When the nerve of a tooth becomes infected or abscessed due to decay, a crack or trauma, Root Canal Therapy (RCT) may be recommended. The infected nerve is removed and replaced with a filling substance called gutta percha or a more biocompatable material for some individuals, calcium hydroxide. The now brittle tooth is often crowned. The only other alternative for an infected tooth is extraction.

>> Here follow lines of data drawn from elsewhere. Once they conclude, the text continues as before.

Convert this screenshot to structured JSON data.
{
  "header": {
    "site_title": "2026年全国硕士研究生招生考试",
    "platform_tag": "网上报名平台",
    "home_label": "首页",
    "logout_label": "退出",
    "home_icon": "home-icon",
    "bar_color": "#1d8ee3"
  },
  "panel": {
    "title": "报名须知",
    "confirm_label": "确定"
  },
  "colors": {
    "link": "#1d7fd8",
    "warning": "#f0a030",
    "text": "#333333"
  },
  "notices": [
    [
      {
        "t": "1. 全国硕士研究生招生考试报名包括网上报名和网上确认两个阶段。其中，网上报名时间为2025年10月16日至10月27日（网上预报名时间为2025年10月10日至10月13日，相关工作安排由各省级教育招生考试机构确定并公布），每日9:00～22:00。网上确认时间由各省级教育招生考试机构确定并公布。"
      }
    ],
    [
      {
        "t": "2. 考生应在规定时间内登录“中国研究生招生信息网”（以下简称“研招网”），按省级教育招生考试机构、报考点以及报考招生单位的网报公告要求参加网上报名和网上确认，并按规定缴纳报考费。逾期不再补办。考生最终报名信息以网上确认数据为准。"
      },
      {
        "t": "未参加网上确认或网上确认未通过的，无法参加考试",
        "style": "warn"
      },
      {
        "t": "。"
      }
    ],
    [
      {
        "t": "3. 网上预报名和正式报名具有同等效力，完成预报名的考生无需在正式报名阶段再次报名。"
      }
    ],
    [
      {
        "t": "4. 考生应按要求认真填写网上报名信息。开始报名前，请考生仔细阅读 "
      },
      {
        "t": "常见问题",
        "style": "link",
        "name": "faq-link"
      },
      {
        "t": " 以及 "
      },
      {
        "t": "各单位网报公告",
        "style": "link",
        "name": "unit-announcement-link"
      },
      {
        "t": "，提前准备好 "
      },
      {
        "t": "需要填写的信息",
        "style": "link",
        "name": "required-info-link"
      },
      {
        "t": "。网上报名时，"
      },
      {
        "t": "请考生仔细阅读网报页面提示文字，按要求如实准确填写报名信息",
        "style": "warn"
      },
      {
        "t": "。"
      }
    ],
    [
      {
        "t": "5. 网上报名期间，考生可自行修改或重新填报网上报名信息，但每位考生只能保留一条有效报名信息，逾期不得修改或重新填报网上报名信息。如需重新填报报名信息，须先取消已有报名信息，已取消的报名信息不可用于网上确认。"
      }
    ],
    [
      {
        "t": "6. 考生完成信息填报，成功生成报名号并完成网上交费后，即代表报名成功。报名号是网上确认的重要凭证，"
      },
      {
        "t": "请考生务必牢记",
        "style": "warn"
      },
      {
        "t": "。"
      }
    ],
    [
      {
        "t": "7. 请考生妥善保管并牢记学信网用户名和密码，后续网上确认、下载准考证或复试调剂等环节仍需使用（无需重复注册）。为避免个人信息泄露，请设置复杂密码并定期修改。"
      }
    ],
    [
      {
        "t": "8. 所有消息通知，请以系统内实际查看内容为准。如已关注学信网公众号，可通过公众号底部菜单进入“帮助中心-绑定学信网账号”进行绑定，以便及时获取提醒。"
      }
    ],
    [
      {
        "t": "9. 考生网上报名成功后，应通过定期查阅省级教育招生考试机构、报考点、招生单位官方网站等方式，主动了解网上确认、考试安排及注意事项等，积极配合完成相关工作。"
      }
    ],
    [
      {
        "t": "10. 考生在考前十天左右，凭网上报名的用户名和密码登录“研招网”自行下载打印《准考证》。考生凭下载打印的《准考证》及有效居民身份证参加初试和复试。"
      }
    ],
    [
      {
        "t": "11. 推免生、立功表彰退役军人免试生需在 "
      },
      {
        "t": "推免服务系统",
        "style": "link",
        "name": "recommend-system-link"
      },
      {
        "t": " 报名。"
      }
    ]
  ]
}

There has been much confusion and anxiety about root canals. Even though RCT may allow you to keep your tooth for quite some time, is this the best treatment for you? In a root canal-treated tooth, most of the nerve is removed; however, countless minute tubules leading from the central nerve canal remain untreated. When you consider that the average tooth contains over three miles of these tubules, you can see that it is impossible to reach and clean them all! Debris collects, excess tissue putrefies and becomes infected, and bacteria flourish. The result may be a chronic challenge to an already compromised immune system. If you have questions about whether RCT is appropriate in your situation, please talk to one of our dentists. Every infected tooth needs to be evaluated individually.